What if, while never stepping inside a classroom, one could still be able to access to some of the finest lectures, taught by preeminent professors from the most prestigious colleges in the world—without paying a cent?
Coursera, Udacity and EdX offer free online courses which can be taken by anyone, anytime and anywhere. This growing trend will have a definitive impact on brick and mortar colleges such as Boise State. If colleges such as ours do not get in step with swiftly moving developments in education, they may be left in the dust.
According to Nathan Morgan, a sophomore majoring in computer science, there are pros and cons to this method of having a fully online curricula.
“I think it’s easier to dedicate the time and energy to studies when you are physically present,” Morgan said. “At the same time, I’ve worked for the Army War College for eight years and online tutorials and training in the form of YouTube videos and online courseware were vital for learning the ins and outs of product updates and new releases. If a student has the willpower and dedication to make online learning work for them, it’s a great option.”
Senior Josh Tate, another computer science major, feels it would be a great way to offer some entry and mid-level classes for credit toward a degree. But he added, “I think the chances of academic dishonesty increase significantly with an online-only degree.”
Some students thrive in the interaction of traditional college while others are more prone to enjoy the pure online experience. There is a need for Boise State to think outside the current education norm by delving into the possibility of allowing international and U.S. students to graduate without setting foot on its Idaho campus.
Sadly, many professors simply are not up to the task, having nestled into their tenured, dogged pace.
They will be left far behind as their students realize their college education should be more of a consumer-driven commodity, rather than submitting to the dull emphasis of curricula forced upon them by staff who tarry behind in meeting the needs of current and upcoming Internet generations.
With the advent of a new venture by Khan Online University, sponsored by the J.A. and Kathryn Albertson foundation for Idaho K-12 students, the program will herald new technological advancements for upcoming collegiate students.
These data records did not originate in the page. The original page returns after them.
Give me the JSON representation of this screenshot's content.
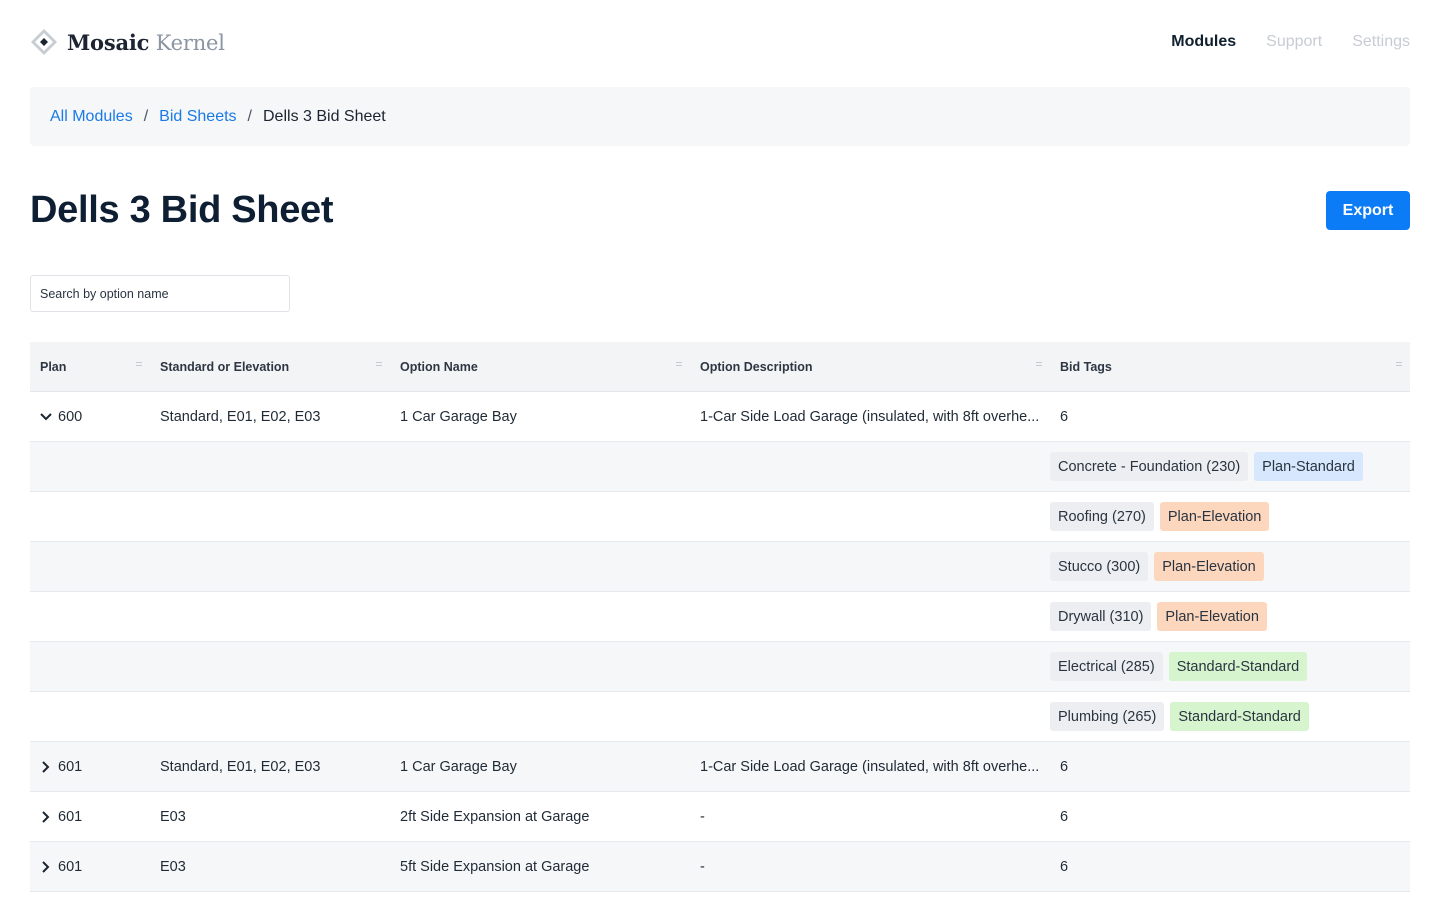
{
  "brand": {
    "name_bold": "Mosaic",
    "name_light": "Kernel"
  },
  "nav": [
    {
      "label": "Modules",
      "active": true
    },
    {
      "label": "Support",
      "active": false
    },
    {
      "label": "Settings",
      "active": false
    }
  ],
  "breadcrumb": {
    "items": [
      "All Modules",
      "Bid Sheets"
    ],
    "separator": "/",
    "current": "Dells 3 Bid Sheet"
  },
  "page": {
    "title": "Dells 3 Bid Sheet",
    "export_label": "Export"
  },
  "search": {
    "placeholder": "Search by option name",
    "value": ""
  },
  "table": {
    "columns": [
      "Plan",
      "Standard or Elevation",
      "Option Name",
      "Option Description",
      "Bid Tags"
    ],
    "rows": [
      {
        "plan": "600",
        "std": "Standard, E01, E02, E03",
        "option": "1 Car Garage Bay",
        "desc": "1-Car Side Load Garage (insulated, with 8ft overhe...",
        "tags": "6",
        "expanded": true
      },
      {
        "plan": "601",
        "std": "Standard, E01, E02, E03",
        "option": "1 Car Garage Bay",
        "desc": "1-Car Side Load Garage (insulated, with 8ft overhe...",
        "tags": "6",
        "expanded": false
      },
      {
        "plan": "601",
        "std": "E03",
        "option": "2ft Side Expansion at Garage",
        "desc": "-",
        "tags": "6",
        "expanded": false
      },
      {
        "plan": "601",
        "std": "E03",
        "option": "5ft Side Expansion at Garage",
        "desc": "-",
        "tags": "6",
        "expanded": false
      }
    ],
    "expanded_tags": [
      {
        "trade": "Concrete - Foundation (230)",
        "type": "Plan-Standard"
      },
      {
        "trade": "Roofing (270)",
        "type": "Plan-Elevation"
      },
      {
        "trade": "Stucco (300)",
        "type": "Plan-Elevation"
      },
      {
        "trade": "Drywall (310)",
        "type": "Plan-Elevation"
      },
      {
        "trade": "Electrical (285)",
        "type": "Standard-Standard"
      },
      {
        "trade": "Plumbing (265)",
        "type": "Standard-Standard"
      }
    ]
  },
  "colors": {
    "accent": "#0b7cf6",
    "link": "#1a7ae6",
    "plan_standard": "#d7e7fd",
    "plan_elevation": "#fdd7bd",
    "standard_standard": "#d6f5cf"
  }
}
According the aforementioned foundation, Sol Khan, Ph.D., presents his ideology as an investment in the student, rather than just the instructor.
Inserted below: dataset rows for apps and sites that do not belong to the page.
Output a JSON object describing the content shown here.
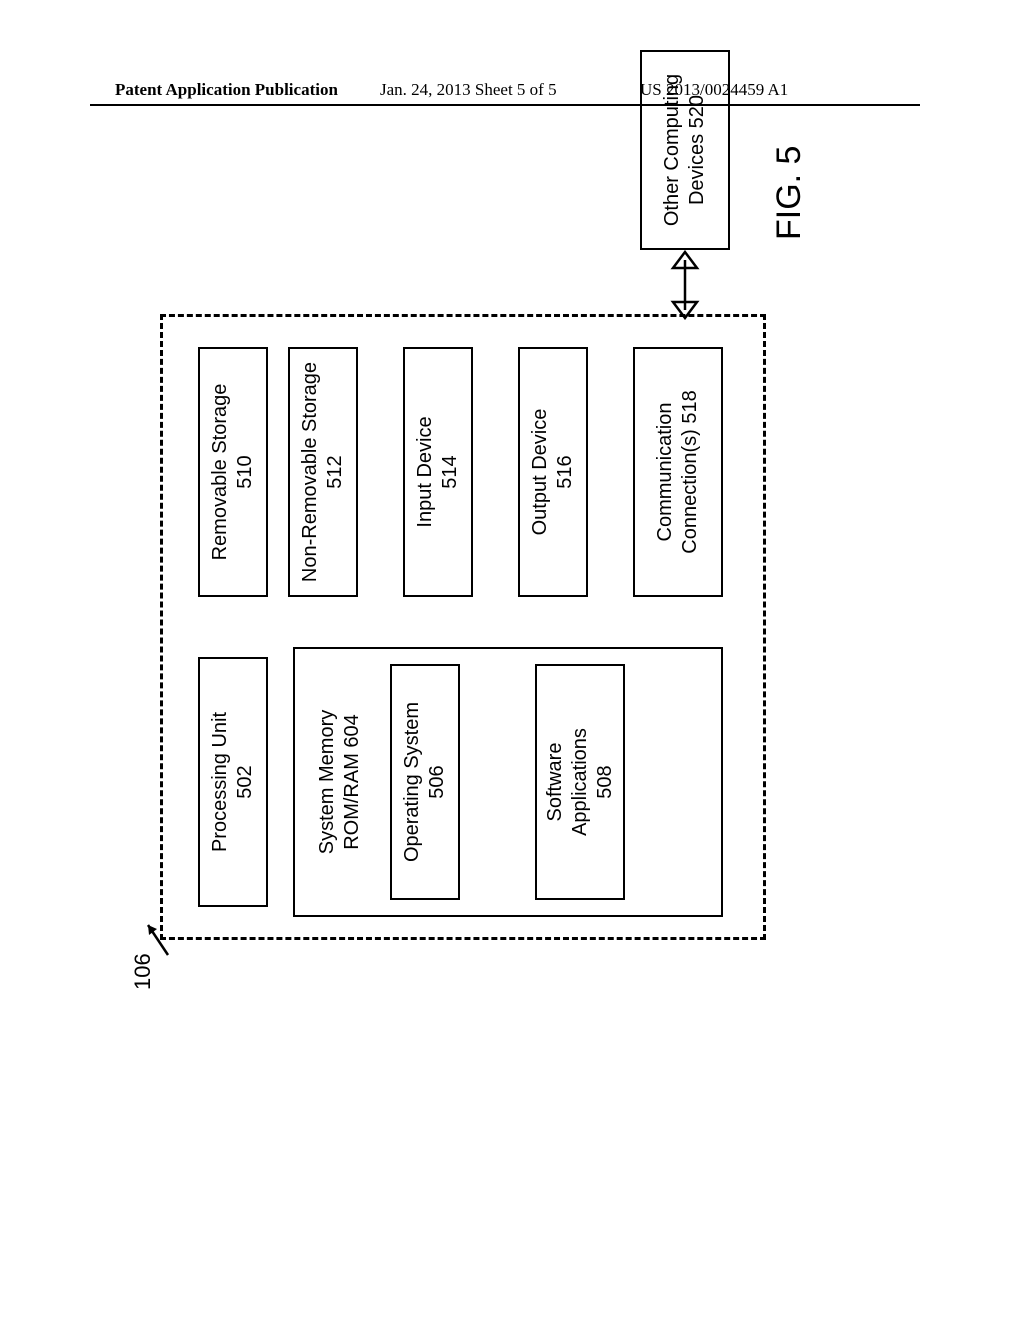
{
  "header": {
    "left": "Patent Application Publication",
    "mid": "Jan. 24, 2013  Sheet 5 of 5",
    "right": "US 2013/0024459 A1"
  },
  "figure": {
    "ref": "106",
    "caption": "FIG. 5",
    "left_col": {
      "proc": {
        "title": "Processing Unit",
        "num": "502"
      },
      "mem_hdr": {
        "title": "System Memory\nROM/RAM 604"
      },
      "os": {
        "title": "Operating System",
        "num": "506"
      },
      "apps": {
        "title": "Software\nApplications",
        "num": "508"
      }
    },
    "right_col": {
      "rem": {
        "title": "Removable Storage",
        "num": "510"
      },
      "nrem": {
        "title": "Non-Removable Storage",
        "num": "512"
      },
      "inp": {
        "title": "Input Device",
        "num": "514"
      },
      "out": {
        "title": "Output Device",
        "num": "516"
      },
      "comm": {
        "title": "Communication\nConnection(s) 518"
      }
    },
    "ext": {
      "other": {
        "title": "Other Computing\nDevices 520"
      }
    }
  }
}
“What is powerful about the Khan Academy pilots in Idaho is that they are showing that the model can be rethought using technology and that, ironically, the technology makes the classrooms more human for the teachers and students,” Khan said in an online statement.
If this project proves a success, Idaho will see children no longer restricted by teachers who are simply there for a paycheck or forcing them into tracks of disinterest. Each student who graduates will ignore the upper echelon of educators who refuse to technologically advance with them, therefore leaving the educators themselves irrelevant.
And as those pupils grow into university undergraduates, professors will be faced with even more tech-savvy students than before, thus lagging further behind with each generation of students dissatisfied with the uninspiring fare offered by standard
We are certainly not proposing our college should offer its classes for free. But if our own alma mater does not diverge to offer more cost-effective online classes and full online degrees, it may fall victim to the upcoming cannonade fast approaching on the academic horizon.